(Element data from apps and pages)
● ● ● ●

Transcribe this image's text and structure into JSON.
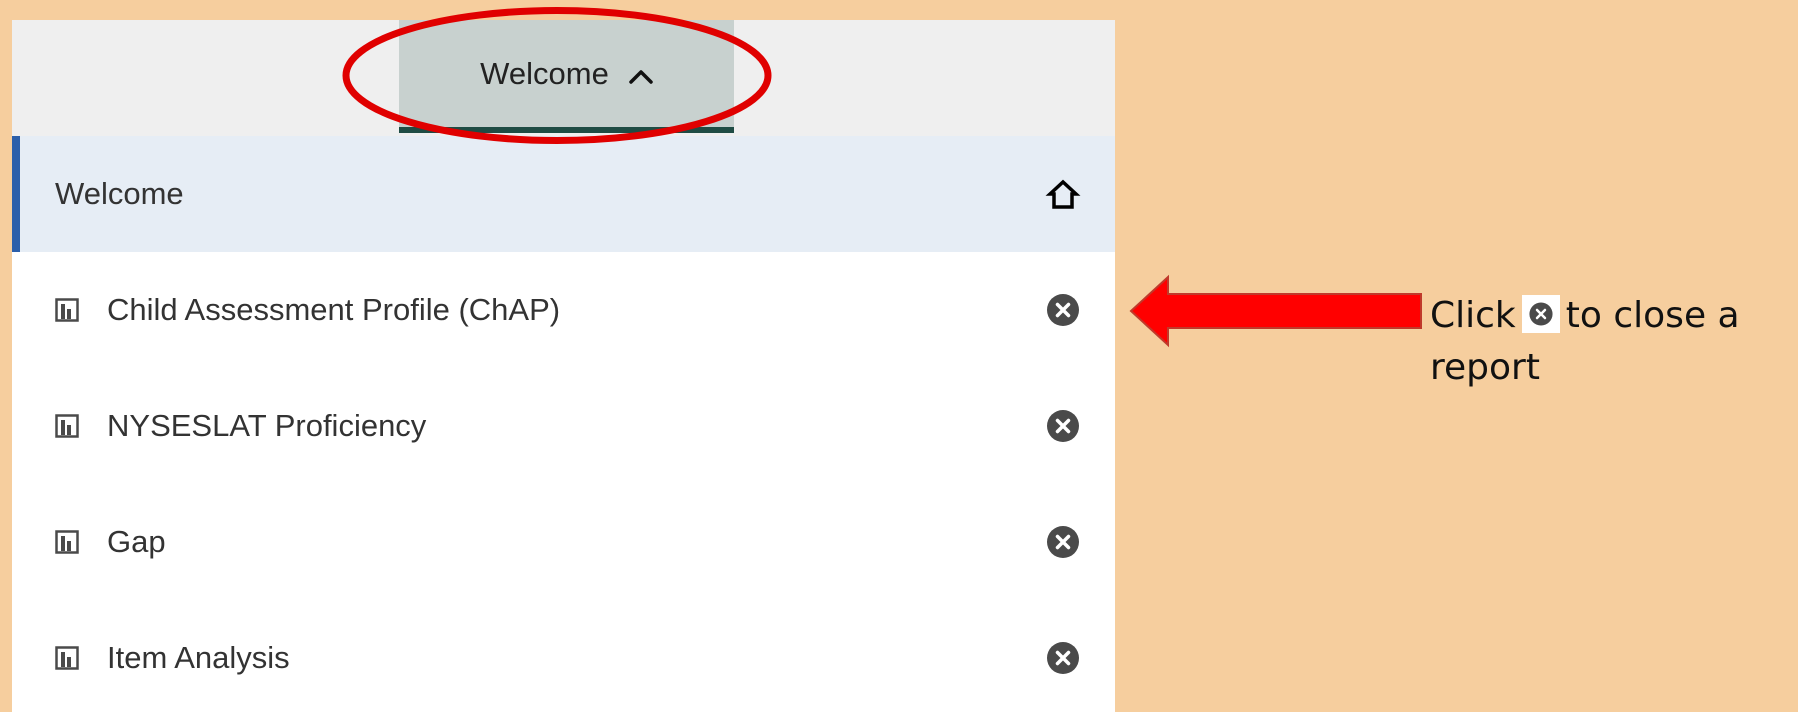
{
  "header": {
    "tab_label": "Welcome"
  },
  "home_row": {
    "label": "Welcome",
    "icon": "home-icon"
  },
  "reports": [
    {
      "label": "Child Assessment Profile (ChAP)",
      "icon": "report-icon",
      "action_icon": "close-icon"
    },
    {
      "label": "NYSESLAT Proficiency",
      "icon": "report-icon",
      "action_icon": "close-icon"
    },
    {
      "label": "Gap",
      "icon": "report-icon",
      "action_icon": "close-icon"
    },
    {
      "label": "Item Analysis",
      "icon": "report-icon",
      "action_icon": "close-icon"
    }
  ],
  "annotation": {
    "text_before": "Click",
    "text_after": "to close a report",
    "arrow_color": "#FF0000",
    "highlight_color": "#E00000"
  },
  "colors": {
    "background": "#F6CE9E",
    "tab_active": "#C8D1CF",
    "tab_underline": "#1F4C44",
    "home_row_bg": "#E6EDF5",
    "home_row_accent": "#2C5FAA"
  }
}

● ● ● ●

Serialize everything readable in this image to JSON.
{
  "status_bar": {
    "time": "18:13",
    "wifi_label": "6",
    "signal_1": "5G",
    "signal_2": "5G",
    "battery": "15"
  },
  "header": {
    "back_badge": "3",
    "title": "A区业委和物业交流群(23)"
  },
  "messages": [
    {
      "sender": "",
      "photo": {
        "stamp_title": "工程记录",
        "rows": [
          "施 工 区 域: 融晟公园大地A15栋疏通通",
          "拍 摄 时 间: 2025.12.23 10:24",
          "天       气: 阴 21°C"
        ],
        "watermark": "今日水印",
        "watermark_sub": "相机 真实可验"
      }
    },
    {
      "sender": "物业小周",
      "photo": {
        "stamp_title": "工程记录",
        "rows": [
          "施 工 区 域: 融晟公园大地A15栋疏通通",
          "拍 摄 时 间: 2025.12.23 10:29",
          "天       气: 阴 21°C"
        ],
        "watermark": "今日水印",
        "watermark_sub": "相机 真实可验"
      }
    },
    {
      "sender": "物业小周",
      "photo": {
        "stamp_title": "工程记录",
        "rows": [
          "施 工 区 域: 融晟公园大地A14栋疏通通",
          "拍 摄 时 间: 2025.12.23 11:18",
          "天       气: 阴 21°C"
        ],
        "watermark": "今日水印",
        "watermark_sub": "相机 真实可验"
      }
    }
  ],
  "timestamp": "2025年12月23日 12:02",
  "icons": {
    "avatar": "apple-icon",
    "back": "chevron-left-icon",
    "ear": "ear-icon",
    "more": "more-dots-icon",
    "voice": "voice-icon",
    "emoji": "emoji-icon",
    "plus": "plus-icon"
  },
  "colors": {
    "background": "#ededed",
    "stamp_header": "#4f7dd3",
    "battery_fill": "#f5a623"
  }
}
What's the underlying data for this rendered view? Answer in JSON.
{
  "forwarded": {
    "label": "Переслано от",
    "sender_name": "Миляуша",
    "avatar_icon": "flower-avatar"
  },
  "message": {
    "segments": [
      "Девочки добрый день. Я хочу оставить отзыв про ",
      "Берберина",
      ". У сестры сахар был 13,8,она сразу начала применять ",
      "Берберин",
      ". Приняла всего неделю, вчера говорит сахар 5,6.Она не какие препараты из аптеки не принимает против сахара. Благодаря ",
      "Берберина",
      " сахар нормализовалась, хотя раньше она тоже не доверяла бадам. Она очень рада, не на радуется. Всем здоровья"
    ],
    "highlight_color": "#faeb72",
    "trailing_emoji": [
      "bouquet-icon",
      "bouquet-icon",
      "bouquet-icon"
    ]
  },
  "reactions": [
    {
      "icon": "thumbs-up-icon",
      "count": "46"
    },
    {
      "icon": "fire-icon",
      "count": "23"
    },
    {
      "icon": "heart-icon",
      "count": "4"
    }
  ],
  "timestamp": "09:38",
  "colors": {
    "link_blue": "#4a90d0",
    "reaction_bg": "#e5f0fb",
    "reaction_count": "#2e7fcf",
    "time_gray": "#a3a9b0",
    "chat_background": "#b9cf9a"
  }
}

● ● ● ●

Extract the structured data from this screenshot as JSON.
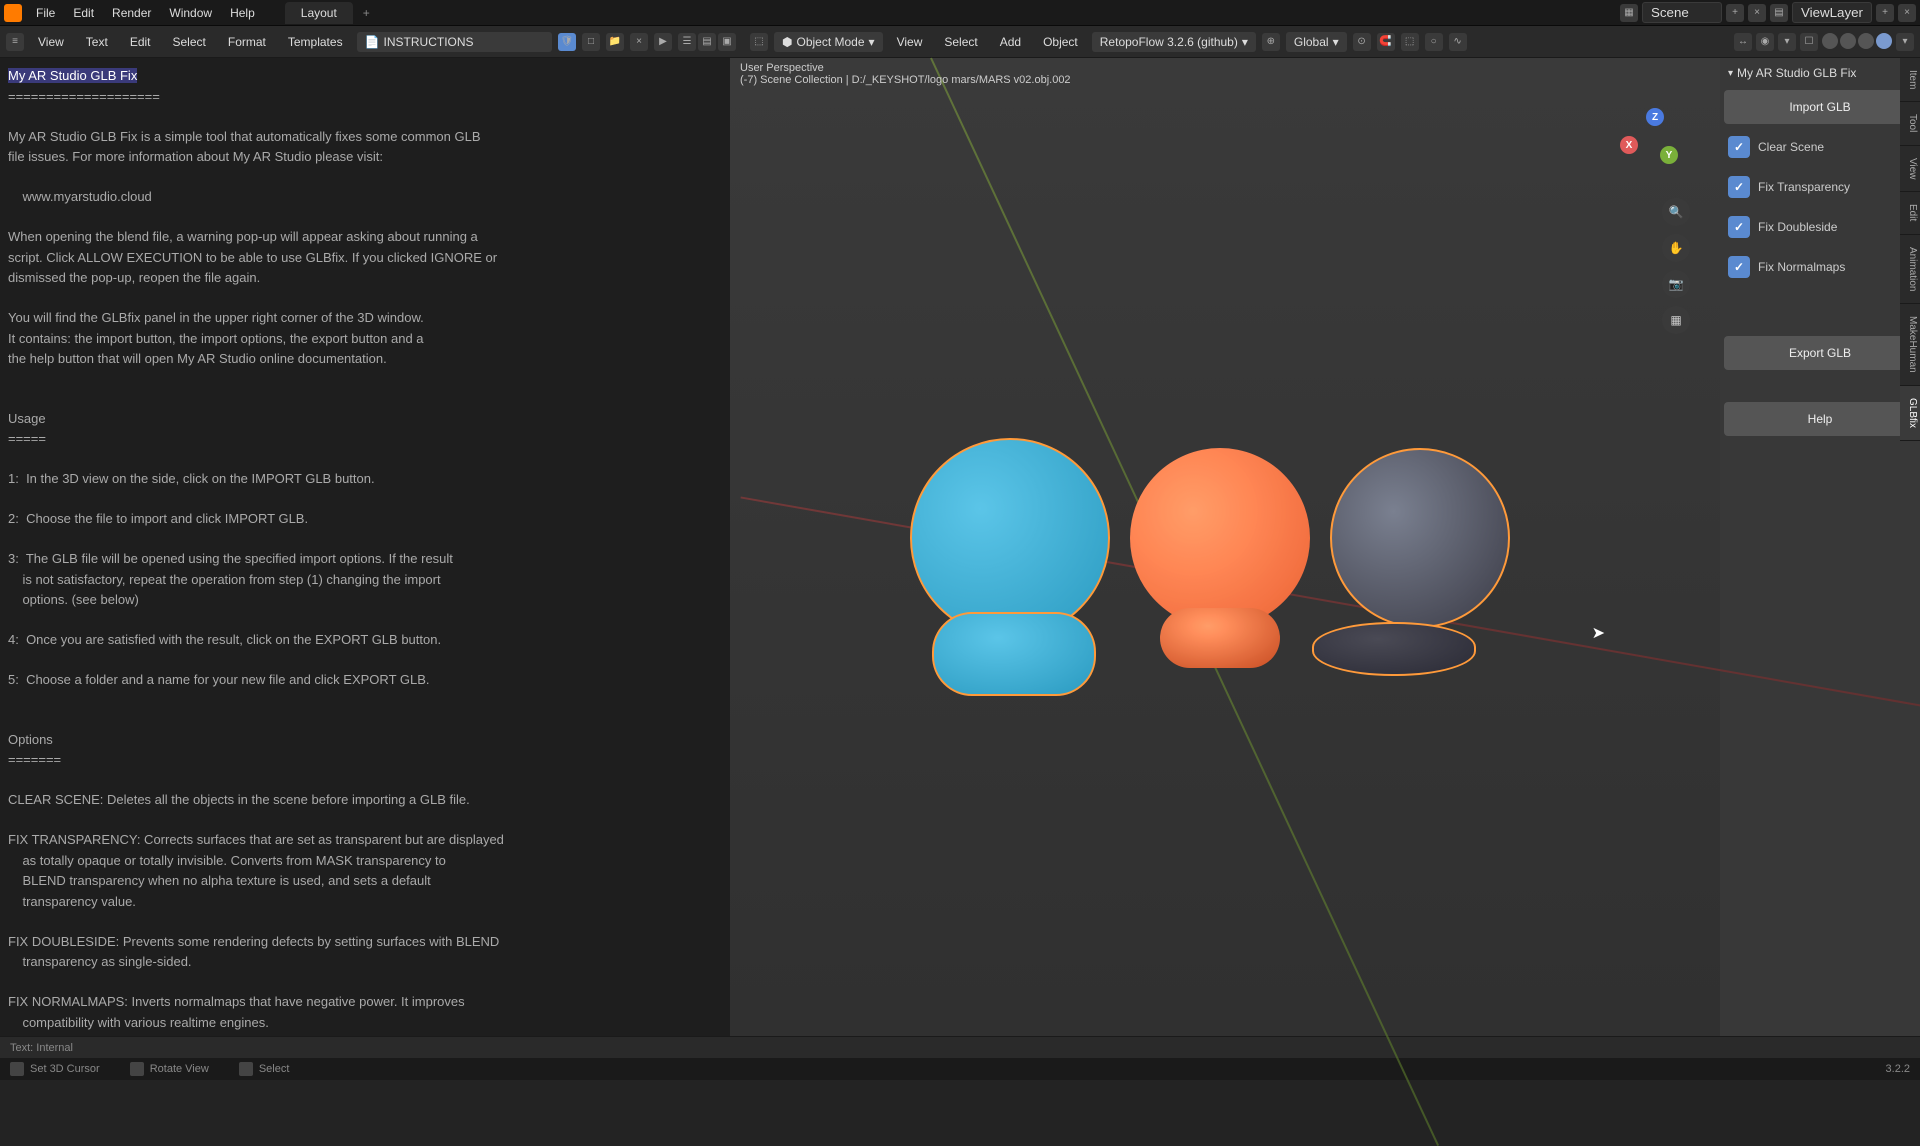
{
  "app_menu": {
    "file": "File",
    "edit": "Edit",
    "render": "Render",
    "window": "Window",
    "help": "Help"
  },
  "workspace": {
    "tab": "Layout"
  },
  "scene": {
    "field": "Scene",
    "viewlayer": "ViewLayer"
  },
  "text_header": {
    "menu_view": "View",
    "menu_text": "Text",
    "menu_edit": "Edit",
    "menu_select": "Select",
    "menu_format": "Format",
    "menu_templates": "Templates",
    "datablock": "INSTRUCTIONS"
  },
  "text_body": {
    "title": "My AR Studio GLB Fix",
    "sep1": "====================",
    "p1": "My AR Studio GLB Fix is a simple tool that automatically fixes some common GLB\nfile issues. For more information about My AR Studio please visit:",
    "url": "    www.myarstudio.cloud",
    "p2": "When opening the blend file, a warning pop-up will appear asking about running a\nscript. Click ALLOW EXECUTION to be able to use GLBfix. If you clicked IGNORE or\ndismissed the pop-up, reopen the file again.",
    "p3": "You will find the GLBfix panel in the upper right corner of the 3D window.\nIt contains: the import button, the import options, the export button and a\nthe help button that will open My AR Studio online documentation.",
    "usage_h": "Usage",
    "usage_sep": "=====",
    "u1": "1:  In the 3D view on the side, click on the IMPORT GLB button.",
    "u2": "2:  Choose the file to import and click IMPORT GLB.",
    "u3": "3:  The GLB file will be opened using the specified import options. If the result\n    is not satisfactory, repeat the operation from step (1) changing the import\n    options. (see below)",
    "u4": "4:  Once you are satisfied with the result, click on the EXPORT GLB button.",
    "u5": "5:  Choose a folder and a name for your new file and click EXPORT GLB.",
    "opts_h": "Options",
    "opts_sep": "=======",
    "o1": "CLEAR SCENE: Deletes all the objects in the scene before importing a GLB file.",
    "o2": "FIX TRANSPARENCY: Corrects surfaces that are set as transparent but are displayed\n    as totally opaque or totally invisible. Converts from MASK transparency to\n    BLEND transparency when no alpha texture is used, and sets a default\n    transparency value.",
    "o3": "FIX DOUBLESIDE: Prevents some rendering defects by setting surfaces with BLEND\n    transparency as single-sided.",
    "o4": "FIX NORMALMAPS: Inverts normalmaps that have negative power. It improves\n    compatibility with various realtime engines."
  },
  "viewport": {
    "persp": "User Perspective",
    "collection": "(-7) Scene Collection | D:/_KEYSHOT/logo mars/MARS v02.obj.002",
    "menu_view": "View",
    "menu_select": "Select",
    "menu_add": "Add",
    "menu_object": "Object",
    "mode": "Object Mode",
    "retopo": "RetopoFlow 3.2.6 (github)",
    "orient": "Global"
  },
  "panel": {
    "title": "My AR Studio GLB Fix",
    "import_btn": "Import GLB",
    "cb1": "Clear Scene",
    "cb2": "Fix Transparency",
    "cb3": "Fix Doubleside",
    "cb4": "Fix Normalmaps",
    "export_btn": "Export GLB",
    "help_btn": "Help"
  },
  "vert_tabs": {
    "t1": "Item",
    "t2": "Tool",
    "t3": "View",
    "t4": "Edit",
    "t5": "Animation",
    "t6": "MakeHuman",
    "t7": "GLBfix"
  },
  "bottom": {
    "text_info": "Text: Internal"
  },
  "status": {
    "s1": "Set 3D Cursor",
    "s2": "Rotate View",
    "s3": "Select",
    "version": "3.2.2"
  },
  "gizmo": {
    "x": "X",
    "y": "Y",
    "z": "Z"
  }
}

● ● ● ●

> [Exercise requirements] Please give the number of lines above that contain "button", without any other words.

> [The completed task] 3